## Task directions
Scan the material below for "BINANCE", then return each line that contains it.

## Task inputs
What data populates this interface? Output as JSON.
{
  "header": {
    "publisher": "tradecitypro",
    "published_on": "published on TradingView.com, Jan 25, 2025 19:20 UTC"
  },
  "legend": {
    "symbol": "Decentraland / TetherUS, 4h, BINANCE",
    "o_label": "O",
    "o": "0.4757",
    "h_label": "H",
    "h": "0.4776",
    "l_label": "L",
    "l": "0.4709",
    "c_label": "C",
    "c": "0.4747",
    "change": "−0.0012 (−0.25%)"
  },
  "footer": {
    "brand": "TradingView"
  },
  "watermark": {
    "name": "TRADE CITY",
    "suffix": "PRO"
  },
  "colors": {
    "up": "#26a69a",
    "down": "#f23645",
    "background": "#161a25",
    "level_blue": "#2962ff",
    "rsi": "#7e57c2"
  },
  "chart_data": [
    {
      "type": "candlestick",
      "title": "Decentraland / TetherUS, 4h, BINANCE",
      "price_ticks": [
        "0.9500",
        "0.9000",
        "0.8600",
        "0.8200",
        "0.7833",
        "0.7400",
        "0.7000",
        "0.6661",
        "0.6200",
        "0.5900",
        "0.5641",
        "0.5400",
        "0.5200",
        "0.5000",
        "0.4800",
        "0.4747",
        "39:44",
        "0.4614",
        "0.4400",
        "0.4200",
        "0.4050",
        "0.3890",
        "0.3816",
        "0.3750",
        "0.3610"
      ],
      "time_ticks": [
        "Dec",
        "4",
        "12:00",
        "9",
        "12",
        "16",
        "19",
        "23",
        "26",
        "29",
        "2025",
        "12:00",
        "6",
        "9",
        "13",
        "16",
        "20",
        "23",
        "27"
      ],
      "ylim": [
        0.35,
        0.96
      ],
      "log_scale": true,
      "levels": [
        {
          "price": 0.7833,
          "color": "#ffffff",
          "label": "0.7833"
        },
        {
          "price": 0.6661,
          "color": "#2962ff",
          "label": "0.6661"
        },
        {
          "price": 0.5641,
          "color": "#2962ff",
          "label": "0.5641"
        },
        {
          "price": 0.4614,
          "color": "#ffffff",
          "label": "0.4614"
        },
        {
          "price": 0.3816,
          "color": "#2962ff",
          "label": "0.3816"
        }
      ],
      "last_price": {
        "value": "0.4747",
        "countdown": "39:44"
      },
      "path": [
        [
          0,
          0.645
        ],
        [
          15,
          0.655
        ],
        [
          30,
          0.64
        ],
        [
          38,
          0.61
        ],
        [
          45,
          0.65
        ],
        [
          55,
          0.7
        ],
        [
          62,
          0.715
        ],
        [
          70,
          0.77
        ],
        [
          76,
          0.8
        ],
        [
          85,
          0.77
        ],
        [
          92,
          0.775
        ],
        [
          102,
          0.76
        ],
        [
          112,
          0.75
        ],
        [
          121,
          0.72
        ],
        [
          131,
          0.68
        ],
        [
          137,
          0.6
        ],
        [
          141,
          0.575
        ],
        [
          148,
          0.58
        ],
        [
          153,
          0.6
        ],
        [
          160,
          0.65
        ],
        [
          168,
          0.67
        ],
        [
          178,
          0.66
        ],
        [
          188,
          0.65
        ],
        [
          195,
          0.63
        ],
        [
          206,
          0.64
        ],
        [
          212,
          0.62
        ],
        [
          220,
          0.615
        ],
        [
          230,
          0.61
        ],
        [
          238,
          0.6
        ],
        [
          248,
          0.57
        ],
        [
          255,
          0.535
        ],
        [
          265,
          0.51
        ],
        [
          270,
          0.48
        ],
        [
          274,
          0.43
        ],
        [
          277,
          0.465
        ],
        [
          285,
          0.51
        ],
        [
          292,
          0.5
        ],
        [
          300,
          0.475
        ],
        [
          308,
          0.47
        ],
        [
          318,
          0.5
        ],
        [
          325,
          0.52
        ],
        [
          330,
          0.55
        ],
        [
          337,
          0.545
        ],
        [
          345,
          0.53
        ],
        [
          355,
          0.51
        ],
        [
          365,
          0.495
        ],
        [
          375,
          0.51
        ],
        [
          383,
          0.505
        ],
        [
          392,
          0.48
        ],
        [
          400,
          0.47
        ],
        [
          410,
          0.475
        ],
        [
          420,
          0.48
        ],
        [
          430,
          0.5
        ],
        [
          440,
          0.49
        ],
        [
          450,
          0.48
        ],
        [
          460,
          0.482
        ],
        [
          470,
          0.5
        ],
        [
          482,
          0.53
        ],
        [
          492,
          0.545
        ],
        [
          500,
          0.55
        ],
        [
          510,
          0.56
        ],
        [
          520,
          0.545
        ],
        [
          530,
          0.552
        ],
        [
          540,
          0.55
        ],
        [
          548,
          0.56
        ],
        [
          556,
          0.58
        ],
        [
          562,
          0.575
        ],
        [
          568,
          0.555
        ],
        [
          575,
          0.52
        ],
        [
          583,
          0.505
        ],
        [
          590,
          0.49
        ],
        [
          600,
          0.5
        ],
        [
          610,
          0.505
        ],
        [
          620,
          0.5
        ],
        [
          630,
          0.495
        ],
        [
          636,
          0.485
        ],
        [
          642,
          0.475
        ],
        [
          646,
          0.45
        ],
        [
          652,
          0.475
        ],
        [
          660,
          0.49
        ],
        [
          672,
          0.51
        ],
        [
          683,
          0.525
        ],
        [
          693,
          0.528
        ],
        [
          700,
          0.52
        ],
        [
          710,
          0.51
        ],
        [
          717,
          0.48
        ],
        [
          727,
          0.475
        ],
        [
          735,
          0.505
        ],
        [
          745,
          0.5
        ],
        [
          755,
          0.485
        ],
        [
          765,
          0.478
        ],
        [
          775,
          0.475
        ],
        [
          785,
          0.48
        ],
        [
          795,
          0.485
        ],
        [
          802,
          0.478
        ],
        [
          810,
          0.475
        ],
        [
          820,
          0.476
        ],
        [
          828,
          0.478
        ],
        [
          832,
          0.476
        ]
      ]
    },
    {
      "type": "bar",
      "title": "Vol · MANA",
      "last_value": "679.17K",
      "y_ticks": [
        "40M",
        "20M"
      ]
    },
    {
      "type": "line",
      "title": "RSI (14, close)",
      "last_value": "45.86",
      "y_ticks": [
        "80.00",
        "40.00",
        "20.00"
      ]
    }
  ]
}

## Solution to the problem
    "symbol": "Decentraland / TetherUS, 4h, BINANCE",
      "title": "Decentraland / TetherUS, 4h, BINANCE",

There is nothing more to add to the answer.